District Attorney for the Plymouth District v. Board of Selectmen of Middleborough was a case before the Massachusetts Supreme Judicial Court in 1985 concerning open meetings.
This case established that the right of attorney-client privilege for the state was waived by the Massachusetts Open Meetings Act, and that there was no exception to permit closed executive sessions to preserve confidentiality for the state when addressing their attorney.
- On December 12, 1983, the Board of Selectmen held an open meeting. During this meeting, the board voted to convene a closed executive session to discuss certain matters with their attorney.
- The local newspaper, who was denied access to the meeting, submitted a complaint to the district attorney, who immediately filed suit.
- The trial court ruled in favor of the newspapers and the District Attorney, and ordered the minutes of the meetings released.
- The city appealed the decision claiming that there should be an implicit exception to the open meetings law for attorney-client privilege, in order to protect public bodies from revealing valuable secret information about litigation.
Ruling of the court
The trial court ruled in favor of the newspapers and district attorneys, claiming that there was no exemption present in the Massachusetts Open Meetings Act which premitted a closed executive session in this situation.
The Supreme Court affirmed the decision of the trial court.

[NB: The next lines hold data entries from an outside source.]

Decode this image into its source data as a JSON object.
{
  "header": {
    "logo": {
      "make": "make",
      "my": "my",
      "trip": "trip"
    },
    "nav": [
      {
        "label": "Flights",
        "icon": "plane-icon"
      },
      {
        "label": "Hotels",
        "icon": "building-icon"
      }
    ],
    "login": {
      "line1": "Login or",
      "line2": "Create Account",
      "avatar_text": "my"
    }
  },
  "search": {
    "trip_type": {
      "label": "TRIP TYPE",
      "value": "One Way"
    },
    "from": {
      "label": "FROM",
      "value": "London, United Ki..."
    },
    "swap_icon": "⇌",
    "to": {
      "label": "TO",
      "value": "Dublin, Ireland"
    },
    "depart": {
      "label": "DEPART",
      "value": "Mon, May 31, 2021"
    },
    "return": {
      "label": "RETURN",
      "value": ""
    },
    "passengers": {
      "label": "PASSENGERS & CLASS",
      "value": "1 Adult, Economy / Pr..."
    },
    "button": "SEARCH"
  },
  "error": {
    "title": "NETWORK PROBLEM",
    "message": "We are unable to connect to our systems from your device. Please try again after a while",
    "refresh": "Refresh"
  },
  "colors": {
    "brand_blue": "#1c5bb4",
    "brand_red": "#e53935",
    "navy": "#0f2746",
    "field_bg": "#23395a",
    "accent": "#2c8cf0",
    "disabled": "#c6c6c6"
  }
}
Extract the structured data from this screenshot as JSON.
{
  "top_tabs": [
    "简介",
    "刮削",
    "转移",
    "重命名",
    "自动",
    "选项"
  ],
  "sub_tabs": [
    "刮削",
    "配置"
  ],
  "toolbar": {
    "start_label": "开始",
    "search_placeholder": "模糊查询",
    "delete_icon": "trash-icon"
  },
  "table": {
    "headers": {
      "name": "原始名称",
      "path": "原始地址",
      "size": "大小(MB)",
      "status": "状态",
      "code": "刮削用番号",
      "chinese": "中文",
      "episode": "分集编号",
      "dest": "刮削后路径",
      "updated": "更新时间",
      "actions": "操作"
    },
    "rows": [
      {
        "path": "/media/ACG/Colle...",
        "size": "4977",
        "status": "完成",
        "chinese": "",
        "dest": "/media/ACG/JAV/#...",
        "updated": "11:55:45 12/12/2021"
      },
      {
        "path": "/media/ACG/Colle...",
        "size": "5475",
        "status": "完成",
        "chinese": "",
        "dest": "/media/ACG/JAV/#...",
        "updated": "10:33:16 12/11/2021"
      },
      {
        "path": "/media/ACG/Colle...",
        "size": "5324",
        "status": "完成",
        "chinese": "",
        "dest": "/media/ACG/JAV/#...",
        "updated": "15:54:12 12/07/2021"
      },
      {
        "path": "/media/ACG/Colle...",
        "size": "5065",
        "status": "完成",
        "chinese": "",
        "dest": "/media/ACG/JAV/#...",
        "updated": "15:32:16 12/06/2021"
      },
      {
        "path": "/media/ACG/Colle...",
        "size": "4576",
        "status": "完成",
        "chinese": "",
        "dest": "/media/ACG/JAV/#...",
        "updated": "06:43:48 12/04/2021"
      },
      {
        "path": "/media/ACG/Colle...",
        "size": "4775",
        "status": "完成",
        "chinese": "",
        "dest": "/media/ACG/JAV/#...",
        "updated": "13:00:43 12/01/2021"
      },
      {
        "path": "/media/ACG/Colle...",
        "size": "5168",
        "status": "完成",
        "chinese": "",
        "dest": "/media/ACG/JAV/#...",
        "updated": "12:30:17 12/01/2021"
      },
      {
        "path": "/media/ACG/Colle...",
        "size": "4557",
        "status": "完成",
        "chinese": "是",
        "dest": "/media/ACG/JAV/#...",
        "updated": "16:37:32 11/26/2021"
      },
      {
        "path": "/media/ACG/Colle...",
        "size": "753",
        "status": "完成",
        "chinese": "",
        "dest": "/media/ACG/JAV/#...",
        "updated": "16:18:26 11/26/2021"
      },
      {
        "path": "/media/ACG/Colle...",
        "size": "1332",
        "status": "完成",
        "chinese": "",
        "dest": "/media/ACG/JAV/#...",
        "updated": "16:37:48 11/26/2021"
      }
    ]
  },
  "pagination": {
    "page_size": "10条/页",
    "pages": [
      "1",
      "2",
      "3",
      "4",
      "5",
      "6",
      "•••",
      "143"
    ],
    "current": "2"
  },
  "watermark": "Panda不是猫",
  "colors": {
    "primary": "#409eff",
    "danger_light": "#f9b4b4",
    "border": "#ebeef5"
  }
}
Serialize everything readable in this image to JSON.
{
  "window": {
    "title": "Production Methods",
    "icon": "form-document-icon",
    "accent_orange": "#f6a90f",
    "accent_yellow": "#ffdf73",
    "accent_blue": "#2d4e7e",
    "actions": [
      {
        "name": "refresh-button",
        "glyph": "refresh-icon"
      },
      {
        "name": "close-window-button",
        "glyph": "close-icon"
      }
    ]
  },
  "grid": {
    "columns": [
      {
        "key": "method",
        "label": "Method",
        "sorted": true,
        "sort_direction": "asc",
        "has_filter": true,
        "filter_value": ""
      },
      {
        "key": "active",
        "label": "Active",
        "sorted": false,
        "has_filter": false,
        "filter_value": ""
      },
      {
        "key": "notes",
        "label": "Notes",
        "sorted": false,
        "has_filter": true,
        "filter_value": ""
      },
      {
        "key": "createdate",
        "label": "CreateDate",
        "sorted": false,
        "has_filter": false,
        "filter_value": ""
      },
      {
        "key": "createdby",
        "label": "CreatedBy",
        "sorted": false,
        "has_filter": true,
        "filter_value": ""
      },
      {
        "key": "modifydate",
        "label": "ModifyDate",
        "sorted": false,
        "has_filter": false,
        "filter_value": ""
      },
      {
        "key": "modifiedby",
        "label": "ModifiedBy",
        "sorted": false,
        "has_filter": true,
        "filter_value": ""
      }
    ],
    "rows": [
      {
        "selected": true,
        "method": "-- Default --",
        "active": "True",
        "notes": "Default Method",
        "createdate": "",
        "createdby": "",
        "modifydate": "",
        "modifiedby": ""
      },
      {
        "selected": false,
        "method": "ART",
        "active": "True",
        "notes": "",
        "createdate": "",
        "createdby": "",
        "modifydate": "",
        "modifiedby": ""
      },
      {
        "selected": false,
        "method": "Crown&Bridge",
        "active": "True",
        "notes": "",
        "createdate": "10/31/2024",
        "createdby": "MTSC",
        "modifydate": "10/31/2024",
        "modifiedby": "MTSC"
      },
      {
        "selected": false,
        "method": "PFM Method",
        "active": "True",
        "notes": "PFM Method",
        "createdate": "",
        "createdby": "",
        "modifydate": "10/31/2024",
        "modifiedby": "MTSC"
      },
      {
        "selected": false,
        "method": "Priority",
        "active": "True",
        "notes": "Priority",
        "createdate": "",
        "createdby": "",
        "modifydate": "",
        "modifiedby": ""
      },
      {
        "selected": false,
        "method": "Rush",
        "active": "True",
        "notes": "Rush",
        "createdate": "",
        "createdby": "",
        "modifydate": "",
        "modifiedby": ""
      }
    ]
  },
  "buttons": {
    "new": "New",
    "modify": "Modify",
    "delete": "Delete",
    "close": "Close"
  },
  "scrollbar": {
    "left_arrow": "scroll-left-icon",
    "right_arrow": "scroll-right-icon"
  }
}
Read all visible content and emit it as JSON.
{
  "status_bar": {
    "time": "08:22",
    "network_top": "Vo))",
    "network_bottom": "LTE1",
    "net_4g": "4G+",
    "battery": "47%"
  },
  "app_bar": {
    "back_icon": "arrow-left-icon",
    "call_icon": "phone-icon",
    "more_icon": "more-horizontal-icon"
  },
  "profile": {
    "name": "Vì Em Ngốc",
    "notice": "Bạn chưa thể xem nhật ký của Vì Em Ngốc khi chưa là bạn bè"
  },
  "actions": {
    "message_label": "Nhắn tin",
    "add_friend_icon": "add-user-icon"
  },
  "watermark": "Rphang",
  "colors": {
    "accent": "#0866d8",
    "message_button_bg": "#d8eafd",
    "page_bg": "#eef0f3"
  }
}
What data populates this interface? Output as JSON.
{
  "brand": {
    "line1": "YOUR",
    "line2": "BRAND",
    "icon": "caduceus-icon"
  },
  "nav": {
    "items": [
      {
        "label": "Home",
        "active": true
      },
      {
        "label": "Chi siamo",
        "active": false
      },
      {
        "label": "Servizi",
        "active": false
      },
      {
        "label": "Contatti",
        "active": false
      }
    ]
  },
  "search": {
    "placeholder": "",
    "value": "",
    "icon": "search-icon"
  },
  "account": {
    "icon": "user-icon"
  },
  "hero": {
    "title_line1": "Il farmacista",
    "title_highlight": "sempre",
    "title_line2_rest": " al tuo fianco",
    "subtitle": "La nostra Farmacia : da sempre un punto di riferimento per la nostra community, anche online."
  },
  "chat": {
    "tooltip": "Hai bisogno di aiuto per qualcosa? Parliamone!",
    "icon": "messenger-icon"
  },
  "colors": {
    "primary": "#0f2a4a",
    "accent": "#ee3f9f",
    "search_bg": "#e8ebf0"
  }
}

The court determined that the Massachusetts Open Meetings Act was in itself a statutory waver to any claims on attorney client privilege. By asserting this, and refusing to carve out a new exception, the court eliminated the possibility for closed sessions due to attorney client privilege. It thus, affirmed the order of the lower court, and ordered the documents released.